Monique Constant, Executive Director of Centre de santé Saint-Boniface, explains that “Centre de santé Saint-Boniface has identified five priority populations that we aim to serve better, including persons living with a disability. That’s why we have built a solid relationship with St.Amant, an organization working closely with that population.
“With their help, we can provide screening services for comprehensive primary health care in an accessible and fully equipped clinical environment.” Housed in Centre Accès-Access Saint-Boniface, the comprehensive health service opened its doors on June 8, 2018, and sees patients on Wednesday afternoons. The clinic’s secret is its collaborative approach. It is led by a nurse practitioner from Centre de santé with the support of a developmental disability nurse consultant from St.Amant’s community nursing service. Together, these two healthcare professionals have the tools to take each patient through a comprehensive, empowering and meaningful healthcare assessment.
“It is critical for everyone to have access to comprehensive health care,” says Alice Sayant, 2017 – 2018 Board Chair at St.Amant.

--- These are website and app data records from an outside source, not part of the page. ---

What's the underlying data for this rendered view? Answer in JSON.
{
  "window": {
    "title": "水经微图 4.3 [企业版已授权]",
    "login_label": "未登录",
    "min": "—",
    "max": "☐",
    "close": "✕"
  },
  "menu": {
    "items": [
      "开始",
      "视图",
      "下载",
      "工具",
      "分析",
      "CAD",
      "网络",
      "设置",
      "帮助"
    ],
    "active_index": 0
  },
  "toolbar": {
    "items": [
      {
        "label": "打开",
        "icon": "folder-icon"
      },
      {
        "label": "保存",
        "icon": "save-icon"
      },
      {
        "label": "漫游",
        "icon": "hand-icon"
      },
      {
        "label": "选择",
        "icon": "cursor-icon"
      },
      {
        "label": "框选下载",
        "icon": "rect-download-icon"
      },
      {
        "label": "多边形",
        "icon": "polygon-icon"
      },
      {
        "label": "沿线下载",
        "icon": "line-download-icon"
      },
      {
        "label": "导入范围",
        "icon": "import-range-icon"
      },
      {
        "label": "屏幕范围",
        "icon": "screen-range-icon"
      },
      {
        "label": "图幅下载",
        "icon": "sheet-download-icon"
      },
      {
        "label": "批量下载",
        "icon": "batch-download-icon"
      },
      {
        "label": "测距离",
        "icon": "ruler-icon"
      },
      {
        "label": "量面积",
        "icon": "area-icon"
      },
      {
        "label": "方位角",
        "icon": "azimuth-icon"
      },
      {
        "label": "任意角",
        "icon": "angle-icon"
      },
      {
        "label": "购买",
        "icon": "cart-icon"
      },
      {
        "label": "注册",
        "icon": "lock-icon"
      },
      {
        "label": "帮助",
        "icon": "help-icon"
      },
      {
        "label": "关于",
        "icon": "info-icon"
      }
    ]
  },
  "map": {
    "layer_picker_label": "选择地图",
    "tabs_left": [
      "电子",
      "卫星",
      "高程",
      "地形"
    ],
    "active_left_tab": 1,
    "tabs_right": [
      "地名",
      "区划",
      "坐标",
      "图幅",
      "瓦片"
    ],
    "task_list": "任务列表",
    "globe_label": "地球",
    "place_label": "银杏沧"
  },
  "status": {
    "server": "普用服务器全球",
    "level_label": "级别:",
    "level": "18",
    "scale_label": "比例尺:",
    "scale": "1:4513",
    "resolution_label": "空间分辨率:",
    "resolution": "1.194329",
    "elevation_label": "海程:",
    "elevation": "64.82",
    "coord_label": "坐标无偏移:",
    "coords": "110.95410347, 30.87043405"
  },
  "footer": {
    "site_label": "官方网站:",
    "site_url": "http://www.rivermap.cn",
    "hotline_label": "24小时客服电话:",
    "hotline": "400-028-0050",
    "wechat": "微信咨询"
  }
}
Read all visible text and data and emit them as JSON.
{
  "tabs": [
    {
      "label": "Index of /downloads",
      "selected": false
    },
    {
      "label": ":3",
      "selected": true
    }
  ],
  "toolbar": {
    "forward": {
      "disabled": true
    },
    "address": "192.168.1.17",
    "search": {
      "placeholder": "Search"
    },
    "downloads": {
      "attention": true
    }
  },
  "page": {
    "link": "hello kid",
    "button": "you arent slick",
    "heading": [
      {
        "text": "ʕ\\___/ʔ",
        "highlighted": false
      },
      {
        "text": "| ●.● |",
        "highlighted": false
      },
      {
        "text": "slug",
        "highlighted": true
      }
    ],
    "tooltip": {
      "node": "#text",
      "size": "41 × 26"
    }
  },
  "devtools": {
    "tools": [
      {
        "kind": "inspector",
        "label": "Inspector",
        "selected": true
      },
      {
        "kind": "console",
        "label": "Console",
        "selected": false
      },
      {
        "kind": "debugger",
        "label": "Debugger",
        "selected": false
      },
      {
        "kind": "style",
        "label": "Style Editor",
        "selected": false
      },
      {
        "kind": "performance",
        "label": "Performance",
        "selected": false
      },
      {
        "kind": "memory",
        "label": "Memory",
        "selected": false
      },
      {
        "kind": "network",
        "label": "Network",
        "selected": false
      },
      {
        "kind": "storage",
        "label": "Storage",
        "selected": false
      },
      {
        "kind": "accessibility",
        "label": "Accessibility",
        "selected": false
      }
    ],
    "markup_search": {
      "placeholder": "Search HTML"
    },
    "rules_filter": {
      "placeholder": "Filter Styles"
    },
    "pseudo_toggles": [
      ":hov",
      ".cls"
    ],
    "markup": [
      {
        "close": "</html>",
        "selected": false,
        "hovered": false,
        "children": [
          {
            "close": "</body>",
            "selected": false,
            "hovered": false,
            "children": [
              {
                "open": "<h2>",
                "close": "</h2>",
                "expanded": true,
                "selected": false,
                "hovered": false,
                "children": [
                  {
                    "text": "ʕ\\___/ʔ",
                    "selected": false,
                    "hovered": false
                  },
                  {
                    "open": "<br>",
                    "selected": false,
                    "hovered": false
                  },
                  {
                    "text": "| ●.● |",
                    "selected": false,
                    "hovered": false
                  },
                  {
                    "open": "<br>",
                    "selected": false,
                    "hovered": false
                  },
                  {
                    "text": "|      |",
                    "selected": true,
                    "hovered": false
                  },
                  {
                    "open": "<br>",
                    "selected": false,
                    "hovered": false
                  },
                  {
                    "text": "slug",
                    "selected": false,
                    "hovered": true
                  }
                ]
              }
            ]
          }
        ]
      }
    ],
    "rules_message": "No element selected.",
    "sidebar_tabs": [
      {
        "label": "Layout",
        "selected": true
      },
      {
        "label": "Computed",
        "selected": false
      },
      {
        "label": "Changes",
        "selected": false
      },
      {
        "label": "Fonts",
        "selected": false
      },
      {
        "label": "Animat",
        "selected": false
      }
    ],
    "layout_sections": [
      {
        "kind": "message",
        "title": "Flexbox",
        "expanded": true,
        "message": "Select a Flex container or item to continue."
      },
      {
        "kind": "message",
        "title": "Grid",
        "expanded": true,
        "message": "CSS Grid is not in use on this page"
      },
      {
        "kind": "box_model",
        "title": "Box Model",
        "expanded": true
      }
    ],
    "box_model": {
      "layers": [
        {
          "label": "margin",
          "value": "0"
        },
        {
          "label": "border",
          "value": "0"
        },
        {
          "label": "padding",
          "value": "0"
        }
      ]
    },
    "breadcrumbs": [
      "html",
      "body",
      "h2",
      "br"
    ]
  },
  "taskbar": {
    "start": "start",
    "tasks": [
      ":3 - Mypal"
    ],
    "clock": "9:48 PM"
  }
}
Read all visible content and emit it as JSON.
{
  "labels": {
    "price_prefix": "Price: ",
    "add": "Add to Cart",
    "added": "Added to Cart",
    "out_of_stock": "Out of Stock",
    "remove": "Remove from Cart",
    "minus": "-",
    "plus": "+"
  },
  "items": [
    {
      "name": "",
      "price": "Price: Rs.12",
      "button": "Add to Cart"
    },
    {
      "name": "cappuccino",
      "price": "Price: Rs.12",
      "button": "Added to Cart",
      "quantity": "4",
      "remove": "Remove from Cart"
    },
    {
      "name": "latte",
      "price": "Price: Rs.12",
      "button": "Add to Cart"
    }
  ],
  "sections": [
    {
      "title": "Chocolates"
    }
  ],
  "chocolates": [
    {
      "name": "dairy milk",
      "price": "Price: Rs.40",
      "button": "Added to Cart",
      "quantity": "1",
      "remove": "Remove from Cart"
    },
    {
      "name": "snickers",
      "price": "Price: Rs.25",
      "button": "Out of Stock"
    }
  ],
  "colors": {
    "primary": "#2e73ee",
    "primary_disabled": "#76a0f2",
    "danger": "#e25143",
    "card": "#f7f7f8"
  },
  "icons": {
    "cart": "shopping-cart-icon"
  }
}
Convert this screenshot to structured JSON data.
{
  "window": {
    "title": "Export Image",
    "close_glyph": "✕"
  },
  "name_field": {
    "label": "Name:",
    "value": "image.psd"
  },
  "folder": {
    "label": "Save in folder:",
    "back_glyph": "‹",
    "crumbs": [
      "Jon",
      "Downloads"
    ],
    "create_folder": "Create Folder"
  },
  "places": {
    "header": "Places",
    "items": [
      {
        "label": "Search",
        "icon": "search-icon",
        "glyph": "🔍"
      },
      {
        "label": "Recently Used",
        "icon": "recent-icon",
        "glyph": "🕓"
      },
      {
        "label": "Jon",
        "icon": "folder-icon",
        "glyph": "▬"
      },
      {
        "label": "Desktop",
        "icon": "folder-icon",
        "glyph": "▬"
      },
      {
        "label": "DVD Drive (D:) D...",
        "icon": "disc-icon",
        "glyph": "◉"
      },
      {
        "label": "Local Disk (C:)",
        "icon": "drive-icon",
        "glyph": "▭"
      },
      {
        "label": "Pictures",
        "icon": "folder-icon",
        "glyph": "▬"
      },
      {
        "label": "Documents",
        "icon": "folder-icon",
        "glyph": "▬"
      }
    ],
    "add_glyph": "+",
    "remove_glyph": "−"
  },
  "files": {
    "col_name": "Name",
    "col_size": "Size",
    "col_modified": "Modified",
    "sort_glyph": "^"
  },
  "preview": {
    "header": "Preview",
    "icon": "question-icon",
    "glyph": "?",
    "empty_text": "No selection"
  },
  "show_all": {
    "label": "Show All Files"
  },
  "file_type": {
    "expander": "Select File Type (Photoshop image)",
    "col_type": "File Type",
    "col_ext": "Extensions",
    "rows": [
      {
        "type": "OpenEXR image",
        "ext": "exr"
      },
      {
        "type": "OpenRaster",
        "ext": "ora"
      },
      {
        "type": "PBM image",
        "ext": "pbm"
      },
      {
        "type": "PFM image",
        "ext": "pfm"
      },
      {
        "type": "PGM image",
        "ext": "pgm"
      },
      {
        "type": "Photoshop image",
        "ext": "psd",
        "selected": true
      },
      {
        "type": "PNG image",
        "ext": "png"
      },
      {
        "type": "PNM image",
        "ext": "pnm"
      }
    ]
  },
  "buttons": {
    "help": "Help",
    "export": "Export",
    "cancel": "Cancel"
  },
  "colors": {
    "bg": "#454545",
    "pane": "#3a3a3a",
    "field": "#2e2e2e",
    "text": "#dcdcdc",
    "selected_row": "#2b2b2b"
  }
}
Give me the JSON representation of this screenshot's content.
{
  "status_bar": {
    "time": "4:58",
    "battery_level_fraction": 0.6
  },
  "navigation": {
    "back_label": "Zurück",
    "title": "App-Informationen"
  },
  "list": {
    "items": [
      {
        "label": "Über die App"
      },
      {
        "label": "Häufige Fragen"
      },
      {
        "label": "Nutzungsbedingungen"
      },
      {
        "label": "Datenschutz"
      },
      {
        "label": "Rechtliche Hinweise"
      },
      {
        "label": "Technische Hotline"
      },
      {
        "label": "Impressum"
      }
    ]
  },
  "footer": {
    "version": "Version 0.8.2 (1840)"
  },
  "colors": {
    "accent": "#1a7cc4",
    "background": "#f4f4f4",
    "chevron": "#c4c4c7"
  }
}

“This partnership with Centre de santé Saint-Boniface allows us to address unmet needs at St.Amant: those of adults with a developmental disability limiting their access to comprehensive healthcare services. We are very proud of this initiative.” The appointments are scheduled to last one hour and may only be made through a referral from a family doctor or community social worker. Once the referral to the clinic has been made by a healthcare professional or social worker, the nurse establishes initial contact with the person, which may include a home visit, to identify the best way to effectively conduct a comprehensive primary health care screening based on that person’s disability or disabilities.
This contact will help prepare the person’s visit to the clinic, aimed at having them participate as fully as possible in the assessment. If a clinic visit is not possible for the individual, the nurse will help find other options in order to provide comprehensive health care services of the same quality.
The assessment information and findings will then be shared with the individual and his or her primary healthcare provider. “This comprehensive health service was made possible through a grant from the Winnipeg Foundation,” says Francine Deroche, 2017-2018 Vice-Chair at St.Amant. The pilot project will run for two years.